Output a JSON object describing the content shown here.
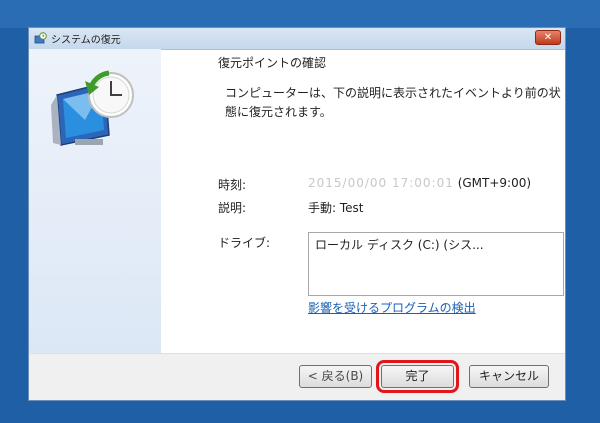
{
  "window": {
    "title": "システムの復元",
    "close_symbol": "✕"
  },
  "content": {
    "heading": "復元ポイントの確認",
    "description": "コンピューターは、下の説明に表示されたイベントより前の状態に復元されます。",
    "time_label": "時刻:",
    "time_value_obscured": "2015/00/00 17:00:01",
    "time_zone": "(GMT+9:00)",
    "description_label": "説明:",
    "description_value": "手動: Test",
    "drive_label": "ドライブ:",
    "drive_value": "ローカル ディスク (C:) (シス...",
    "affected_programs_link": "影響を受けるプログラムの検出"
  },
  "buttons": {
    "back": "< 戻る(B)",
    "finish": "完了",
    "cancel": "キャンセル"
  },
  "colors": {
    "desktop": "#1f5fa6",
    "highlight": "#e2141c",
    "link": "#1a5fb4"
  },
  "icons": {
    "title": "system-restore-icon",
    "hero": "system-restore-clock-monitor-icon",
    "close": "close-icon"
  }
}
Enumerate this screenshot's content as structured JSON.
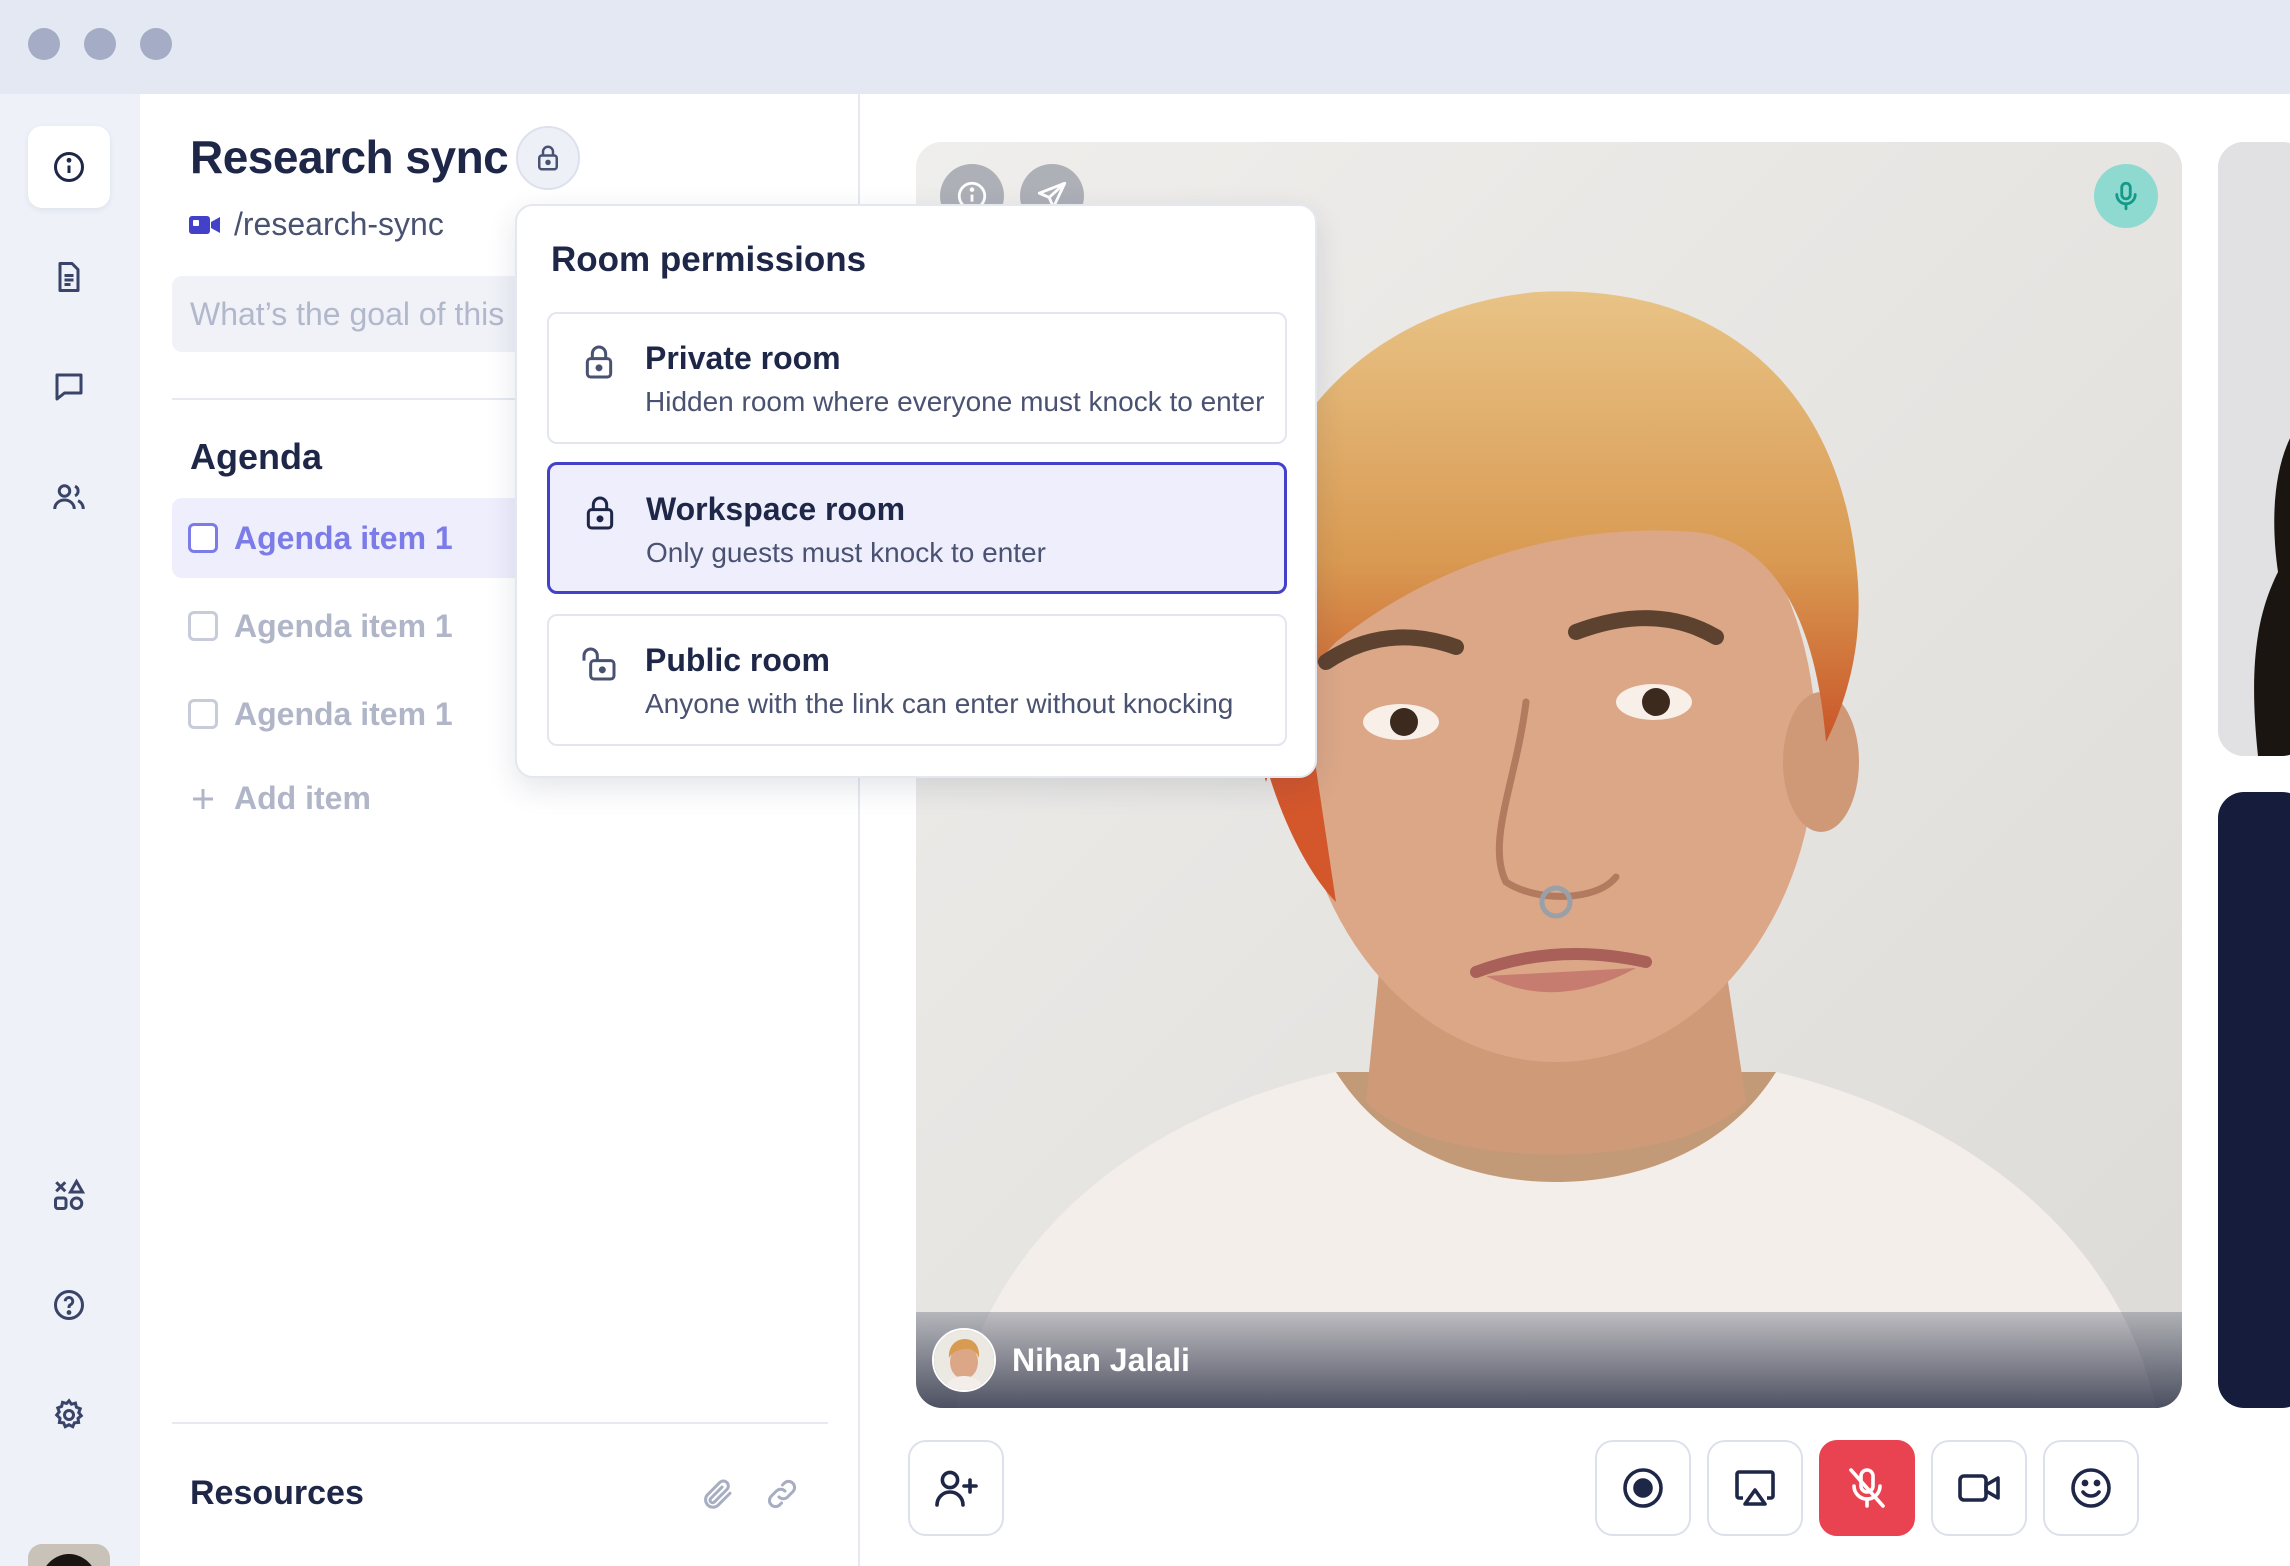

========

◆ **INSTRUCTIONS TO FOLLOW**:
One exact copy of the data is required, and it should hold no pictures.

◆ **WRITTEN RESPONSE**:
Output a JSON object describing the content shown here.
{
  "window": {
    "title": "システムの復元",
    "close_symbol": "✕"
  },
  "content": {
    "heading": "復元ポイントの確認",
    "description": "コンピューターは、下の説明に表示されたイベントより前の状態に復元されます。",
    "time_label": "時刻:",
    "time_value_obscured": "2015/00/00 17:00:01",
    "time_zone": "(GMT+9:00)",
    "description_label": "説明:",
    "description_value": "手動: Test",
    "drive_label": "ドライブ:",
    "drive_value": "ローカル ディスク (C:) (シス...",
    "affected_programs_link": "影響を受けるプログラムの検出"
  },
  "buttons": {
    "back": "< 戻る(B)",
    "finish": "完了",
    "cancel": "キャンセル"
  },
  "colors": {
    "desktop": "#1f5fa6",
    "highlight": "#e2141c",
    "link": "#1a5fb4"
  },
  "icons": {
    "title": "system-restore-icon",
    "hero": "system-restore-clock-monitor-icon",
    "close": "close-icon"
  }
}
Enumerate this screenshot's content as structured JSON.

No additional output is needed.